It seems like Ride is a game changer for the smaller center console’s and now that they can be added to existing vessels it becomes a no brainer must have.
You bring up a good point about creating a false sense of security. First and foremost, regardless of the aids onboard, the operator is responsible for making sure they operate the boat safely. We’ve probably all heard the wisdom about the boat handling more than the occupants. I think of Ride as possibly closing the gap between the boat and the occupants. Also, I don’t really expect Ride to get overwhelmed by sea state. Rather, based on my admittedly very short ride, I expect there to be more events where, even with the benefit of Ride, the motion is uncomfortable. I felt that in the form of occasional impacts as the boat fell off a wave.
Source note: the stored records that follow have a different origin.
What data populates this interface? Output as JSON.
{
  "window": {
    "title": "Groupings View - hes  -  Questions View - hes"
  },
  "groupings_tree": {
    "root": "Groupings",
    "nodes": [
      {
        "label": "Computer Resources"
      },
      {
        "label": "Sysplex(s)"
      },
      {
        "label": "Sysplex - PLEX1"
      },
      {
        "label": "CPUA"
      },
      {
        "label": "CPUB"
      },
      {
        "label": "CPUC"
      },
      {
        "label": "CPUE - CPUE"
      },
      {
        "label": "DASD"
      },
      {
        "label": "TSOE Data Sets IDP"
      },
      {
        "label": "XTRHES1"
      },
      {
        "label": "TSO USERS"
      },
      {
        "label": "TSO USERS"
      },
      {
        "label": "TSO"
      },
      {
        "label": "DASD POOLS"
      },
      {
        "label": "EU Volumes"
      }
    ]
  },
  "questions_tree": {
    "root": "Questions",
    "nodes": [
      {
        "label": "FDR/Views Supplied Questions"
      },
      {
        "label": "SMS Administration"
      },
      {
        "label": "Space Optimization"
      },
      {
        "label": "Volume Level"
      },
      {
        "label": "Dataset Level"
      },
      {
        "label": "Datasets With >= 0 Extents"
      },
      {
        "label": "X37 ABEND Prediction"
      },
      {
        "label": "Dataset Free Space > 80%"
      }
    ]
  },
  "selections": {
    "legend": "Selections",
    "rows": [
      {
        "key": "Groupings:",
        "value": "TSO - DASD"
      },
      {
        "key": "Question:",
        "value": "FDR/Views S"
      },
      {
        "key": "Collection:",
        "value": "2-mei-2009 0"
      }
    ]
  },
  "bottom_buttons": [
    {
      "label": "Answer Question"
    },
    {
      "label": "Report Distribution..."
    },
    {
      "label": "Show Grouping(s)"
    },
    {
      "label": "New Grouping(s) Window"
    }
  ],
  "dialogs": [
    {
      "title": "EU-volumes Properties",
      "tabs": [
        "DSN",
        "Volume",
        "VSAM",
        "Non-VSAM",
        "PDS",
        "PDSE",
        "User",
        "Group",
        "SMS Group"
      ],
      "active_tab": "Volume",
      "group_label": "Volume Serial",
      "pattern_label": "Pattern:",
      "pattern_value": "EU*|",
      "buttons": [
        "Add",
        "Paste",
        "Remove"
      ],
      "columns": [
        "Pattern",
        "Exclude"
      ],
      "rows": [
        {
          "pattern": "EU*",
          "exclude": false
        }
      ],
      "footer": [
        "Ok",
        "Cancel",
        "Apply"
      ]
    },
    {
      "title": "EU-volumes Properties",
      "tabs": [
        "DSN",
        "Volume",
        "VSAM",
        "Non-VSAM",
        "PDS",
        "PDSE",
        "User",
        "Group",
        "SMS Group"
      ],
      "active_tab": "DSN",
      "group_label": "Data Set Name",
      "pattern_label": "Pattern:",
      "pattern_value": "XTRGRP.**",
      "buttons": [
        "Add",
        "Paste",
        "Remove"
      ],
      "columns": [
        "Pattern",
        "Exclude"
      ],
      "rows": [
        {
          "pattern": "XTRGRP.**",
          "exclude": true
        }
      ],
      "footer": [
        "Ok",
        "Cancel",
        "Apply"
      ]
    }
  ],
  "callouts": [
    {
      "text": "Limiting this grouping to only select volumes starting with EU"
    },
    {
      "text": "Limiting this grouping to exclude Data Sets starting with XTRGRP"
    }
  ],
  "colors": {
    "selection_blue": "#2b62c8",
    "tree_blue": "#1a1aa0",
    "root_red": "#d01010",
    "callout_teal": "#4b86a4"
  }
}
They were smaller impacts and rare than with the system disabled, but I also think they serve as a warning.
I don’t expect Ride to wear out per se. They use a massive motor and have tested it to some pretty extreme number of cycles. Most of the system is pretty well sealed. The only maintenance required is changing an anode on each of the controllers.
I think Ride has the potential to be a game-changer. Certainly, I think the gyro changed the game for a lot of people. Ride comes at a fraction of the price and works on smaller, more affordable boats meaning its impact can be enjoyed by more people. I’ll reserve final judgment until I’ve had some more time on the water, but I’m optimistic.
Unlike Seakeeper, the Ride seems to only work when underway and is speed dependent such that at lower speeds or at anchor it will have little effect. the Seakeeper works at anchor or when drifting as is often the case when fishing.
I also wonder how the glue will hold up with the prolonged stresses of speed as the torque on this must be enormous.
You’re right, Ride only works when the boat is moving and there’s enough water moving over the controllers for them to generate adequate force. The cut-in speed of the system is set to 10 mph. You’re also right that the gyros are most effective at rest and get less effective as the boat moves faster. From a commercial perspective, that’s quite the match for Seakeeper. They have the gyros that work best when stationary and at lower speeds and then Ride that works best the faster the boat goes. In essence, they can (if you’re willing to write enough checks) improve the experience at all speeds on the boat.
It’s much too early for me to report much on the longevity of the glue on Ride, but my gyro was also glued down on Have Another Day. The gyro had logged about 1,500 hours before the boat was lost. I had many witness marks and can report there was never any measurable movement. The shock forces the gyro was capable of delivering are massive. Based on what I know of the adhesives they use, I’m probably more concerned about the laminate of the transom failing than I am the adhesive on the controller.
Good point. I have the Seakeeper 6 and I just checked with the installer about how it is bonded and it is as you say. I have been in plenty of small craft warning weather so I have given the Seakeeper a real “workout” and it is fine after about three years of use.
The captain of a gyro equipped vessel would be well advised not to venture out in conditions that would be dangerous without a gyro. A gyro malfunction in dangerous conditions would make for a dangerous trip back to port. Regardless of how reliable a gyro system may be an electrical malfunction is always a possibility.